CLINTON: So you’re taking three A.P. exams as a junior?
CLINTON: Wow. Wow. OK.
UNKNOWN: [inaudible] to education topic?
UNKNOWN: Once DACA was brought open—established, it opened doors for many like myself to school to try Yale, Harvard, et cetera. But oftentimes, the journey ends there and I was wondering if or what was your position or what will you offer in order for us to be able to continue on to our education and become or raised doctors, so on and so forth.
CLINTON: Well, I think it’s very shortsighted of us not to legalize students who graduate from college and can use their skills to make a good life for themselves but also to give back. We have thousands and thousands of foreign students come to our country every year. And they get a great education in our colleges and universities. And then, a lot of them stay.
Well, I want you to be a doctor if that’s what you want to be. I mean you’ve come up to our system, you’ve worked hard, and then you’ve done exceptionally well. So I think this is the particular fix in addition to the other fixes we’ve been talking about.
You know, I read an article recently about a group of young, undocumented men who were really interested in technology and they entered a contest against kids from the best schools and companies and they won. And so, you have four kids who beat the best of the best. And they couldn’t do anything because they were undocumented.
And I am sitting there thinking, “What is wrong with this picture?” We are in a global competition and I intend for us to win it. And I’m about to let anybody who can make a contribution to our economy and our society get thrown away.
So from my perspective we need to fix that, we need to remove the fear, and we need to make sure that we give every child a chance to do the best that he or she can. And if that means going to Yale and becoming a doctor I want that to happen.
So, as you can tell, I could be here all day because, you know, six exceptional young people, we have some proud parents and grandparents and teachers here.
But let me and where I started thanking Rancho for having me here, thanking each of you for being willing and brave enough to sit here and talk about your own lives. I want to reiterate my strong support for the president’s executive actions because he had to act in the face of inaction that was not on the merits but politically motivated for partisan reasons which I think is not the way we should be solving our problems in our country, in our Congress or anywhere else.

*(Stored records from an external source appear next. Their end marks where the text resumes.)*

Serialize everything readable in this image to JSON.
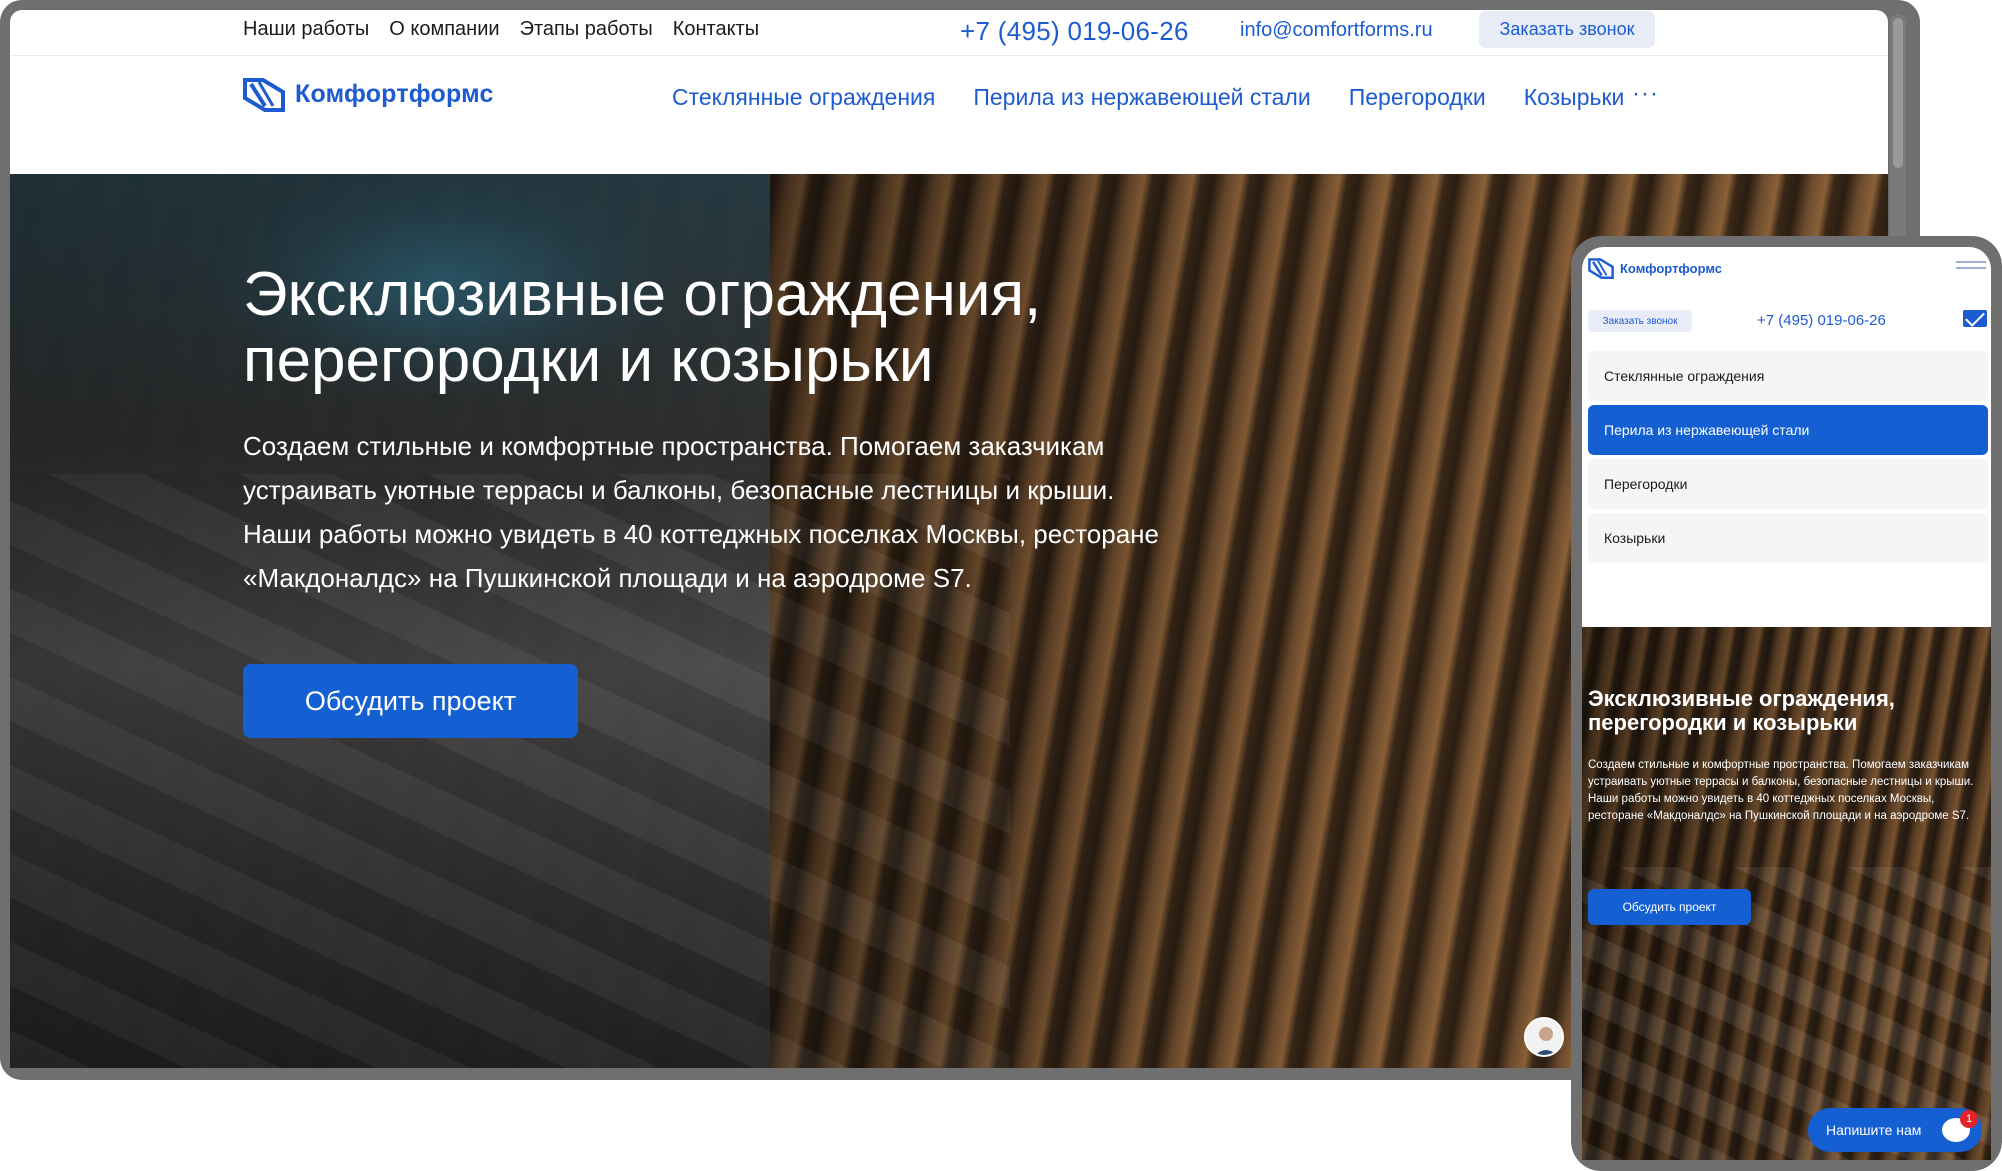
{
  "desktop": {
    "topnav": [
      "Наши работы",
      "О компании",
      "Этапы работы",
      "Контакты"
    ],
    "phone": "+7 (495) 019-06-26",
    "email": "info@comfortforms.ru",
    "callback_label": "Заказать звонок",
    "logo_text": "Комфортформс",
    "mainmenu": [
      "Стеклянные ограждения",
      "Перила из нержавеющей стали",
      "Перегородки",
      "Козырьки"
    ],
    "more_label": "···",
    "hero": {
      "title_line1": "Эксклюзивные ограждения,",
      "title_line2": "перегородки и козырьки",
      "text": "Создаем стильные и комфортные пространства. Помогаем заказчикам устраивать уютные террасы и балконы, безопасные лестницы и крыши. Наши работы можно увидеть в 40 коттеджных поселках Москвы, ресторане «Макдоналдс» на Пушкинской площади и на аэродроме S7.",
      "cta_label": "Обсудить проект"
    }
  },
  "mobile": {
    "logo_text": "Комфортформс",
    "callback_label": "Заказать звонок",
    "phone": "+7 (495) 019-06-26",
    "menu": [
      "Стеклянные ограждения",
      "Перила из нержавеющей стали",
      "Перегородки",
      "Козырьки"
    ],
    "active_menu_item": "Перила из нержавеющей стали",
    "hero": {
      "title_line1": "Эксклюзивные ограждения,",
      "title_line2": "перегородки и козырьки",
      "text": "Создаем стильные и комфортные пространства. Помогаем заказчикам устраивать уютные террасы и балконы, безопасные лестницы и крыши. Наши работы можно увидеть в 40 коттеджных поселках Москвы, ресторане «Макдоналдс» на Пушкинской площади и на аэродроме S7.",
      "cta_label": "Обсудить проект"
    },
    "chat_label": "Напишите нам",
    "chat_badge": "1"
  },
  "colors": {
    "brand_blue": "#1d5bd1",
    "cta_blue": "#1460d2",
    "badge_red": "#e0242a"
  },
  "icons": {
    "logo": "comfortforms-logo-icon",
    "burger": "hamburger-menu-icon",
    "mail": "envelope-icon",
    "chat": "chat-bubble-icon"
  }
}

And I’m so pleased that the congresswoman is here because I know she’s a champion for a lot of the issues that we are talking about today. And I want to get back to good old-fashioned problem-solving. And this is one of the problems we have to solve together.
So I pledge to you I will do everything I possibly can to make this an issue in the campaign but more importantly, when I’m president, to put it on the top of my priority list.
So if you’ll stay here, we’re going to do a picture. And maybe we could get the Rancho—the principal and others to come up and join us, you know. Yes. Let’s get the administrators who invited us all here to come and stand. If you’ll just stand with us we will get a picture with everybody. Congresswoman, why don’t you join us?
Write me a memo about what I need to do differently. Yes, you want to come around?
UNKNOWN: What if everybody stand up?
CLINTON: OK. We stand up? That’s good. Excellent.
CLINTON: OK. Come closer. Give me that. And Juan, you’re going to give me that. That’s great.
UNKNOWN: Say cheese.
CLINTON: Yes, look at Barb and then we’ll look at all the very proud parents with their cameras.
CLINTON: OK. So we’ll look over here. OK, got some cameras over here. It’s like when you’re on the red carpet and they yell at you. “Look here”.
OK. Thank you. Great. You want to come around? OK. Good to meet you, Chris.
UNKNOWN: Good to meet you. Thank you so much.
CLINTON: I’m so happy I could. Thank you so much.
UNKNOWN: I’m very grateful.
CLINTON: Oh my goodness. Oh my goodness. Is your name Barbara ?
Everyone call her Barb.
UNKNOWN: Thank you.
And just so you know, my mom write to you like everywhere. [inaudible] friendly.
UNKNOWN: [inaudible] go away and you should call it Hillary until [inaudible] Hillary is…
CLINTON: I love that.
UNKNOWN: Right. It’s nice.
CLINTON: Here you go.